As a starting point, the ecologist will begin a PRA survey by discussing the planning project with the developer to gain an understanding of what the development will involve and whether it would be likely to affects bats on the site or property. If, for example, the land development was carried out on a completely separate building away from where bats were roosting, an ecologist may conclude that changes to the development and further surveys will not be needed. Alternatively, if the development is set to directly involve bat roosts present on the site or property, the ecologist would need to conduct additional ecology surveys, namely a Bat Emergence and Re-Entry Survey (BERS).

While a PRA would involve searching for evidence of bats such as bat droppings, prey remains and features on nearby infrastructure that could be used by bats to roost such as loose roof tiles or gaps in infrastructure, a BERS survey focuses more on addressing bat species and population numbers present. Solely conducted at dusk and dawn, and between the months of May and September, BERS assessments require one or more ecologists to monitor the entry and exit points of the site, and record the numbers and species of bats in the vicinity, as well as likely roosting locations.

After any ecology survey, the ecological surveyor will create an ecology report that reflects the results of the assessment alongside recommendations for how the developer can mitigate any potential obstacles on the site. Following a Scoping Bat Survey or a Bat Emergence Survey, the ecological consultant will develop a report that includes information from the survey as well as next steps that enable the development to progress despite the presence of bats. The bat survey report can then be passed on to the local planning authority to support the developer’s application for planning permission.

Consultant Bat Surveyors

Developers undertaking planning projects in the East of England on sites where bats may be or have been confirmed to be present would be strongly advised to organise bat surveys with a reputable ecological consultancy. Through taking this approach, they can avoid any chance of breaching UK legislation, eliminate any costly delays that would arise from bats being found later in the process, and significantly strengthen their application for a planning condition with the local council.

All of the ecologists in our ranks are experienced, capable, reliable and suitably educated, with bachelor’s or master’s degrees in relevant areas. With ecological consultants based in different parts of the country, we can promise bat surveys in the East of England or any other area you need us to visit.
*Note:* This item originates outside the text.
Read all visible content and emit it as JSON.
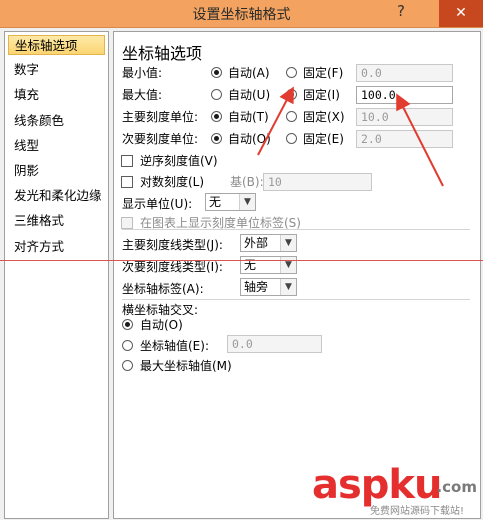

For a free quote, call us using the number above or fill out our handy quick quote form, and our team will be able to give you a price based on the specifications of your site and project. We can then arrange a time to visit your site for a bat survey and help you to get your project through planning.